The Positive Philosophy opens with the statement of a certain law of which Comte was the discoverer, and which has always been treated both by disciples and dissidents as the key to his system. This is the Law of the Three States.Law of the Three States. It is as follows. Each of our leading conceptions, each branch of our knowledge, passes successively through three different phases; there are three different ways in which the human mind explains phenomena, each way following the other in order. These three stages are the Theological, the Metaphysical and the Positive.

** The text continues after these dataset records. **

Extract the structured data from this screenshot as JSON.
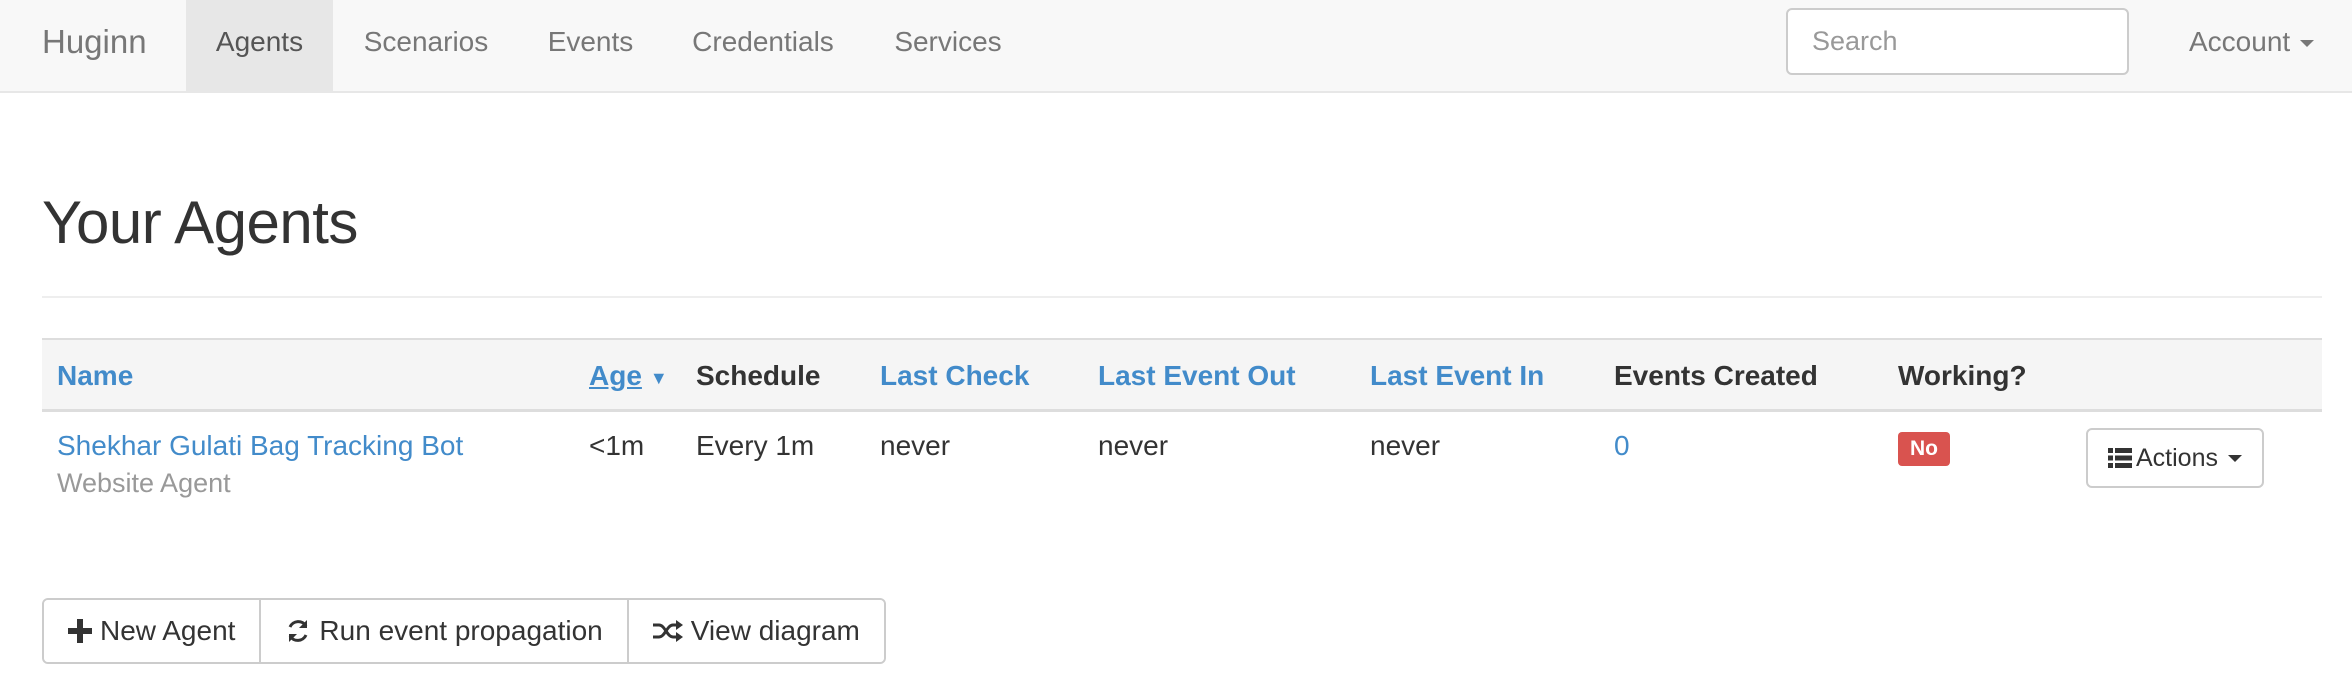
{
  "navbar": {
    "brand": "Huginn",
    "items": [
      {
        "label": "Agents",
        "active": true
      },
      {
        "label": "Scenarios"
      },
      {
        "label": "Events"
      },
      {
        "label": "Credentials"
      },
      {
        "label": "Services"
      }
    ],
    "search_placeholder": "Search",
    "account_label": "Account"
  },
  "page": {
    "title": "Your Agents"
  },
  "table": {
    "columns": {
      "name": "Name",
      "age": "Age",
      "schedule": "Schedule",
      "last_check": "Last Check",
      "last_event_out": "Last Event Out",
      "last_event_in": "Last Event In",
      "events_created": "Events Created",
      "working": "Working?"
    },
    "rows": [
      {
        "name": "Shekhar Gulati Bag Tracking Bot",
        "type": "Website Agent",
        "age": "<1m",
        "schedule": "Every 1m",
        "last_check": "never",
        "last_event_out": "never",
        "last_event_in": "never",
        "events_created": "0",
        "working": "No",
        "actions_label": "Actions"
      }
    ]
  },
  "buttons": {
    "new_agent": "New Agent",
    "run_propagation": "Run event propagation",
    "view_diagram": "View diagram"
  },
  "icons": {
    "sort": "caret-down-icon",
    "actions": "list-icon",
    "new_agent": "plus-icon",
    "run_propagation": "refresh-icon",
    "view_diagram": "random-icon"
  },
  "colors": {
    "link": "#428bca",
    "danger": "#d9534f",
    "navbar_bg": "#f8f8f8",
    "nav_active_bg": "#e7e7e7"
  }
}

Knowledge, or a branch of knowledge, is in the Theological state, when it supposes the phenomena under consideration to be due to immediate volition, either in the object or in some supernatural being. In the Metaphysical state, for volition is substituted abstract force residing in the object, yet existing independently of the object; the phenomena are viewed as if apart from the bodies manifesting them; and the properties of each substance have attributed to them an existence distinct from that substance. In the Positive state, inherent volition or external volition and inherent force or abstraction personified have both disappeared from men’s minds, and the explanation of a phenomenon means a reference of it, by way of succession or resemblance, to some other phenomenon,—means the establishment of a relation between the given fact and some more general fact. In the Theological and Metaphysical state men seek a cause or an essence; in the Positive they are content with a law. To borrow an illustration from an able English disciple of Comte:—“Take the phenomenon of the sleep produced by opium. The Arabs are content to attribute it to the ‘will of God.’ Molière’s medical student accounts for it by a soporific principle contained in the opium. The modern physiologist knows that he cannot account for it at all. He can simply observe, analyse and experiment upon the phenomena attending the action of the drug, and classify it with other agents analogous in character.”—(Dr Bridges.)

The first and greatest aim of the Positive Philosophy is to advance the study of society into the third of the three stages,—to remove social phenomena from the sphere of theological and metaphysical conceptions, and to introduce among them the same scientific observation of their laws which has given us physics, chemistry, physiology. Social physics will consist of the conditions and relations of the facts of society, and will have two departments,—one, statical, containing the laws of order; the other dynamical, containing the laws of progress. While